A former chief security officer for Uber was convicted Wednesday of federal charges stemming from payments he quietly authorized to hackers who breached the ride-hailing company in 2016. Joe Sullivan was found guilty of obstructing justice for hiding the breach from the Federal Trade Commission, which had been probing Uber’s privacy protections at the time, and of actively hiding a felony. The verdict ended a dramatic case that pitted Sullivan, a prominent security expert who was an early prosecutor of cybercrimes for the San Francisco U.S. attorney’s office, against his former government office. In between prosecuting hackers and being prosecuted, Sullivan served as the top security executive at Facebook, Uber and Cloudflare.
The Federal Bureau of Investigation (FBI) warns of a rise in ‘Pig Butchering’ cryptocurrency scams used to steal ever-increasing amounts of crypto from unsuspecting investors. The warning was issued as a Private Industry Notification from the FBI Miami Field Office in coordination with the Internet Crime Complaint Center (IC3) yesterday to raise awareness among cryptocurrency investors who are increasingly being targeted by these types of scams. Pig Butchering is a relatively new social engineering scam where fraudsters contact people (the “Pigs”) on social media and build trust by engaging in long-term communication, establishing the idea of a fabricated friendship or romantic partnership. Sometimes, the scammers impersonate real friends of the target.
Several U.S. agencies said it is likely that multiple government hacking groups had “long-term” access to the network of a defense company. In a report from the Cybersecurity and Infrastructure Security Agency (CISA), FBI and National Security Agency (NSA), the agencies said some of the hackers exploited Microsoft Exchange vulnerabilities on the unnamed organization’s server to gain access remotely and compromise legitimate company accounts to access emails, meetings, and contacts belonging to other employees. CISA said it initially discovered the issues while responding to hacker activity on the defense company’s network from November 2021 to January 2022. During their investigation, CISA uncovered that likely multiple advanced persistent threat (APT) groups compromised the organization’s network, and some APT actors had long-term access to the environment.

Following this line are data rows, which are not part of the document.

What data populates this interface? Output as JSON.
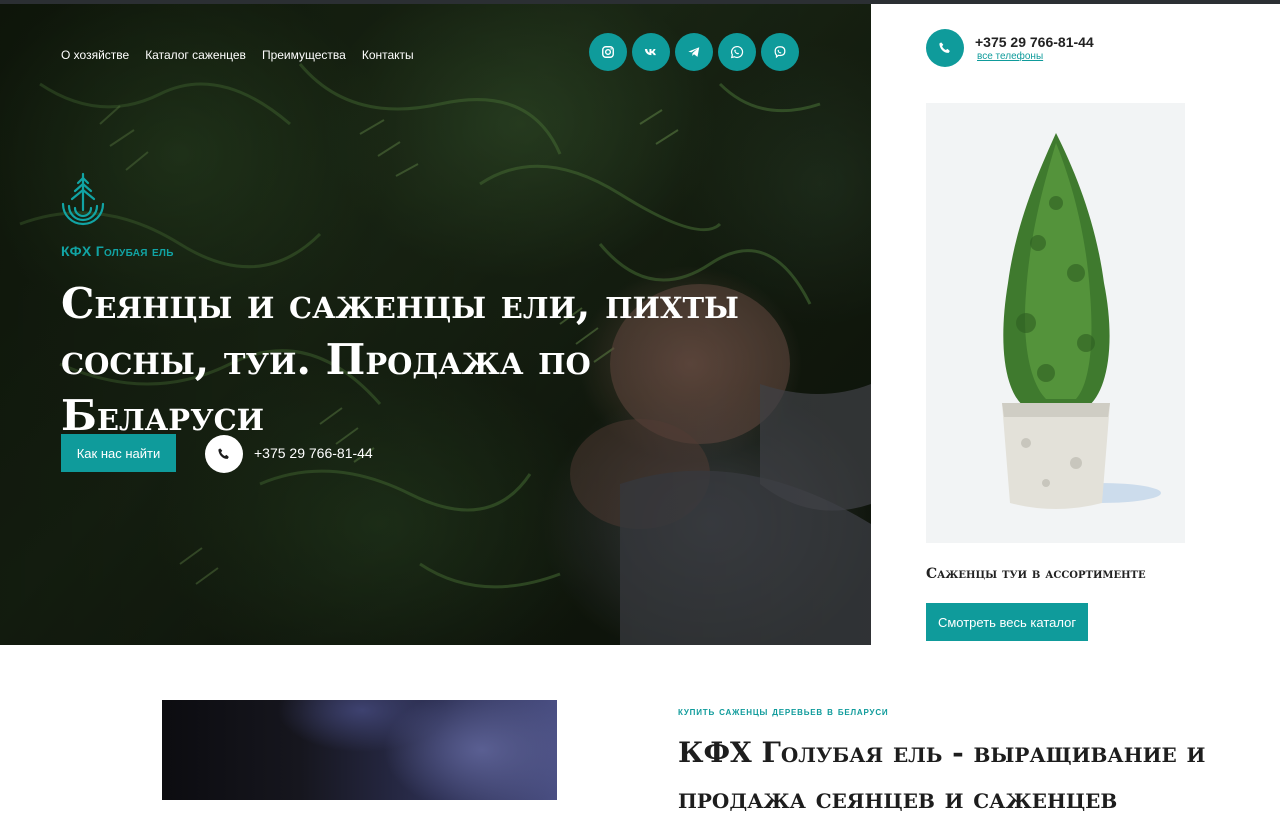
{
  "nav": {
    "items": [
      "О хозяйстве",
      "Каталог саженцев",
      "Преимущества",
      "Контакты"
    ]
  },
  "socials": [
    "instagram-icon",
    "vk-icon",
    "telegram-icon",
    "whatsapp-icon",
    "viber-icon"
  ],
  "brand": {
    "name": "КФХ Голубая ель",
    "accent_color": "#0f9b9b"
  },
  "hero": {
    "title": "Сеянцы и саженцы ели, пихты сосны, туи. Продажа по Беларуси",
    "find_button": "Как нас найти",
    "phone": "+375 29 766-81-44"
  },
  "contact": {
    "phone": "+375 29 766-81-44",
    "all_phones_link": "все телефоны"
  },
  "product": {
    "caption": "Саженцы туи в ассортименте",
    "catalog_button": "Смотреть весь каталог"
  },
  "about": {
    "eyebrow": "купить саженцы деревьев в беларуси",
    "title": "КФХ Голубая ель - выращивание и продажа сеянцев и саженцев"
  }
}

Software supply chain attacks, once the exclusive province of sophisticated state-sponsored attackers, have been gaining popularity recently among a broader range of cyber criminals. Attackers everywhere have realized that software supply chain attacks can be very effective, and can result in a large number of compromised victims. Software supply chain attacks more than tripled in 2021 when compared with 2020. Why are software supply chain attacks so effective? Organizations that possess solid cyber defenses may be difficult to attack directly. However, these same organizations are likely vulnerable to a software supply chain attack because they still regularly run/build software obtained from vendors who are trusted.
A recent proliferation of phony executive profiles on LinkedIn is creating something of an identity crisis for the business networking site, and for companies that rely on it to hire and screen prospective employees. The fabricated LinkedIn identities — which pair AI-generated profile photos with text lifted from legitimate accounts — are creating major headaches for corporate HR departments and for those managing invite-only LinkedIn groups. Last week, KrebsOnSecurity examined a flood of inauthentic LinkedIn profiles all claiming Chief Information Security Officer (CISO) roles at various Fortune 500 companies, including Biogen, Chevron, ExxonMobil, and Hewlett Packard.
The Australian Federal Police (AFP) has arrested a 19-year-old teen from Sydney for allegedly attempting to leverage the data leaked following the Optus data breach late last month to extort victims. The suspect is said to have carried out a text message blackmail scam, demanding that the recipients transfer $2,000 to a bank account or risk getting their personal information misused for fraudulent activities. The source of the data, the agency said, was a sample database of 10,200 records that was posted briefly on a cybercrime forum accessible on the clearnet by an actor named “optusdata,” before taking it down. Details of the scam were previously shared by 9News Australia reporter Chris O’Keefe on September 27, 2022.